Senior activists and members of the gram sabha say Raut was involved in a crucial agitation at the time of his arrest. “At Surjagad, the onslaught of mining companies has increased in the past years. Raut along with other activists from the region was in the process of filing a petition in the Nagpur bench of the Bombay high court on 7 June and he was arrested just a day prior,” said Sainu Gota of Gatta village, an Adivasi leader and member of the zila parishad from the region.

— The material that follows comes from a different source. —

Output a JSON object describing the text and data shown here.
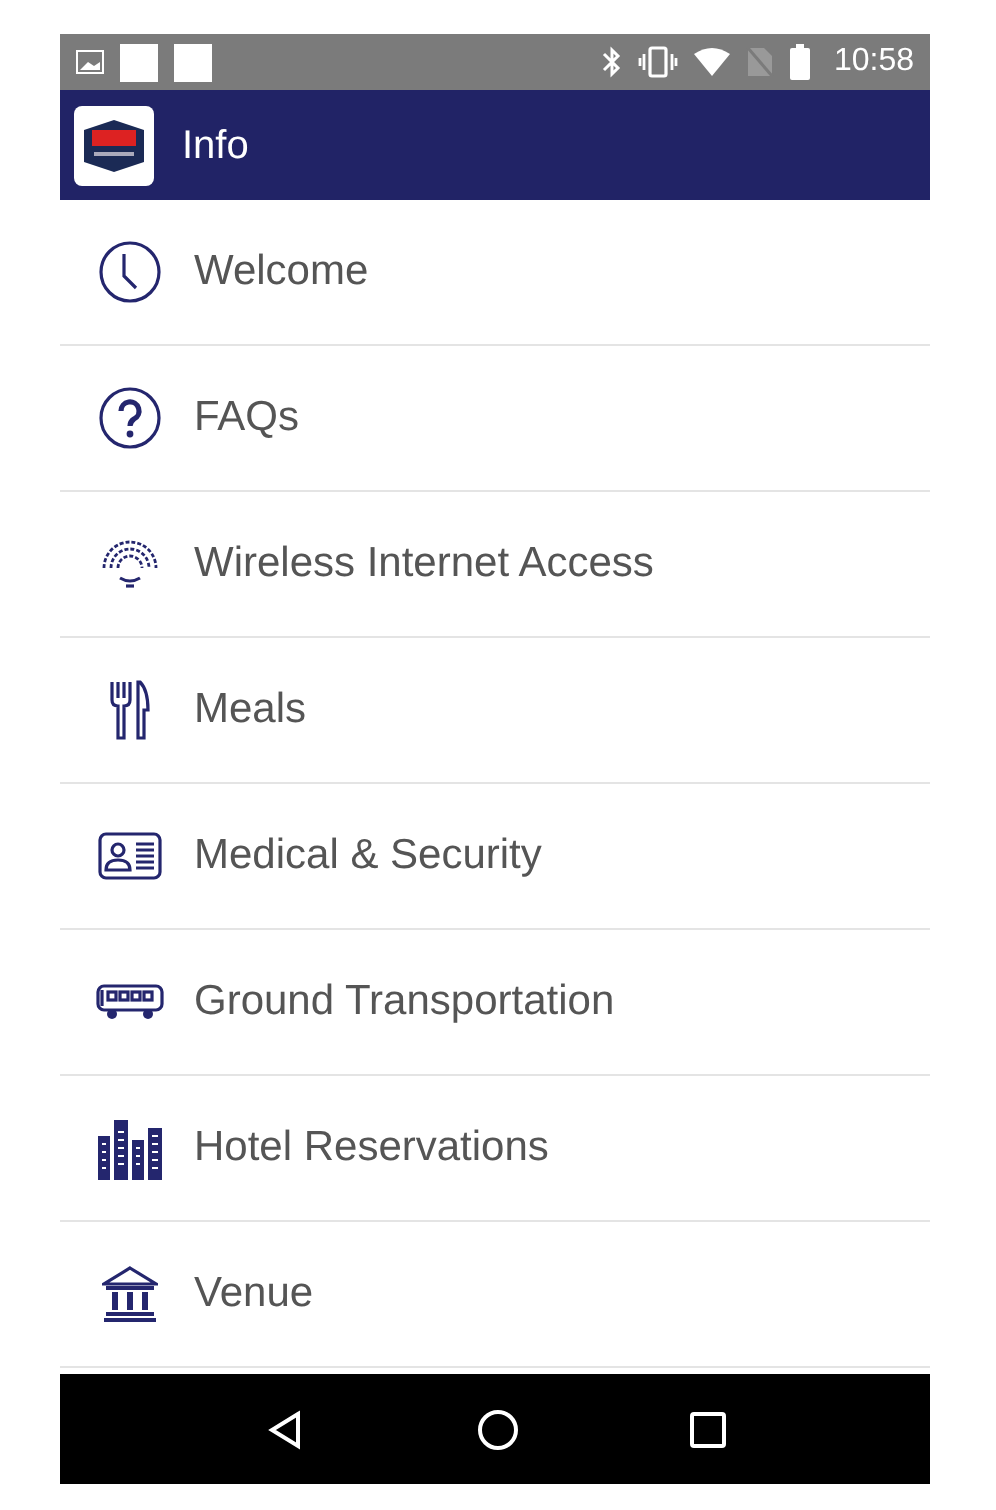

Gatta is among several villages in Surjagad which are agitating against the mining corporate giants amidst the overwhelming presence of paramilitary. Many, including Gota, have complained of police atrocities and have allegedly been implicated in false cases. The villages have opposed companies like Lloyd’s Metal and Energy Limited, Corporate Ispat Alloys, and Gopani Iron and Ispat belonging to Jindal Steel Works for undertaking mining work in the region. But even after a strong resistance against these private mining companies, the state has granted permission to mine iron ore on over three hundred and forty eight hectares of land in the Surjagad region alone. The state is accused of taking the highly exploitative decision to allow Lloyd to extract as much as 1.3 million tonnes of ore every year.

The gram sabha resolutions, especially in seventy villages in Surjagad, have highlighted Raut’s participation in their agitations. “He first came to us as a part of the PMRD fellowship in 2013. He would visit every village with other government officials and meticulously note down grievances and parallelly also research on several village and state-level policies that could come to our rescue. His work in the formative years helped us build our struggles in the coming days,” said Lalsu Nogoti, another zila parishad member from Bhamragad and an activist-cum-lawyer who has been working on issues of human rights violations here.

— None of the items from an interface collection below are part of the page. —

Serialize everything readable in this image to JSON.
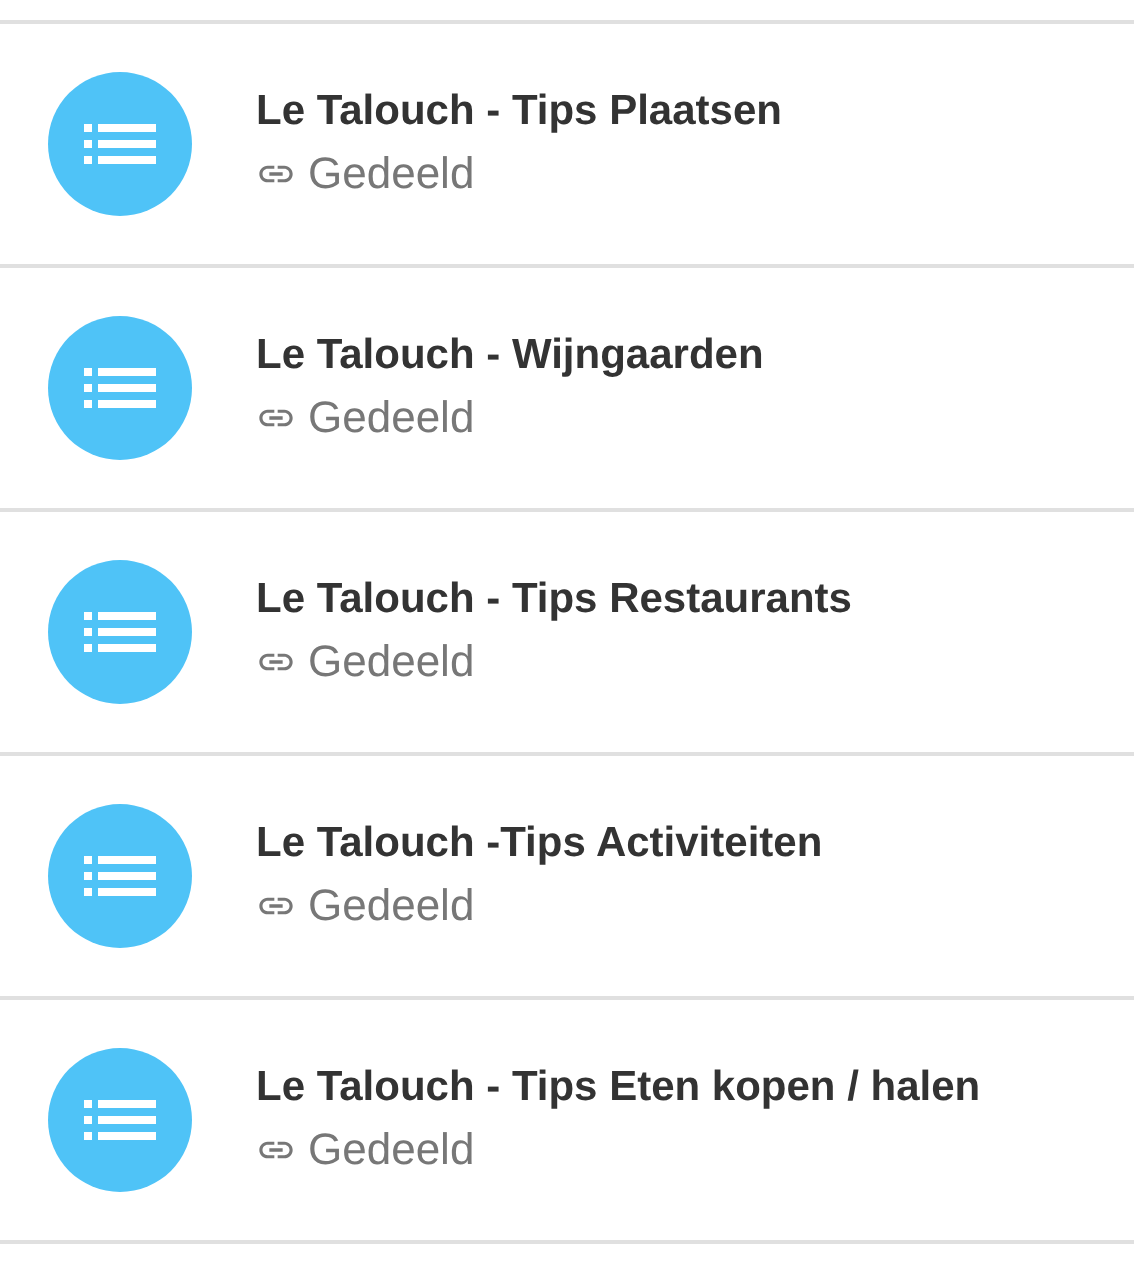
{
  "items": [
    {
      "title": "Le Talouch - Tips Plaatsen",
      "subtitle": "Gedeeld"
    },
    {
      "title": "Le Talouch - Wijngaarden",
      "subtitle": "Gedeeld"
    },
    {
      "title": "Le Talouch - Tips Restaurants",
      "subtitle": "Gedeeld"
    },
    {
      "title": "Le Talouch -Tips Activiteiten",
      "subtitle": "Gedeeld"
    },
    {
      "title": "Le Talouch - Tips Eten kopen / halen",
      "subtitle": "Gedeeld"
    }
  ]
}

Besides the implementation of the PESA laws, which the villagers consider as their essential legislature to ensure Adivasi autonomy, several blocks in the Gadchiroli district have been engaging in tendu patta collection, with little or no involvement of middlemen since last year. “This way the farmers have managed to get appropriate prices for their produce and also exploitation has been reduced to a large extent,” Gota adds. Raut and other tribal leaders were at the forefront fighting the middlemen and the state to ensure the tribal farmers get their due.

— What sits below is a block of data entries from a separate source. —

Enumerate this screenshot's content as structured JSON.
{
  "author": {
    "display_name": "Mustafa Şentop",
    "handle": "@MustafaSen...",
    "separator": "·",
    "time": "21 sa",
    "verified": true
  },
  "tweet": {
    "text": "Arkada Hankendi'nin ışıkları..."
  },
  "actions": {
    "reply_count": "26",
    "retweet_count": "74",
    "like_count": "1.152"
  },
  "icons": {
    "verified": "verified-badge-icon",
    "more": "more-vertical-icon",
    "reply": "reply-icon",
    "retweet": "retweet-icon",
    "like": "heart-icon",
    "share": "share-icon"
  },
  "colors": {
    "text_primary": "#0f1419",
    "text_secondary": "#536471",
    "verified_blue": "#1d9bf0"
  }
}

While this was Raut’s first arrest, he has on several occasions been picked up and harassed by the police. Months before his arrest his passport was confiscated.

Raut was arrested along with four others: senior lawyer from Nagpur Surendra Gadling, senior Dalit rights activist Sudhir Dhawale, campaigner for the release of political prisoners Rona Wilson and retired professor from Nagpur University Shoma Sen. In the beginning, these arrests were claimed to be made for their alleged involvement in the targeted violence that was unleashed on the Dalit and other Ambedkarite communities visiting Bhima Koregaon in the outskirts of Pune on January 1. However, the police later claimed that these arrested persons allegedly have deep contacts in the Naxal movement and have been working as urban cadres in the movement.

Their arrests were made as per the FIR registered on 9 January 2018, days after the initial FIR that was registered against two senior Hindutva leaders Milind Ekbote and Manohar alias Sambhaji Bhide. While Ekbote was released on bail, Bhide never faced arrest.


The above essay
is a part of
Profiles of Dissent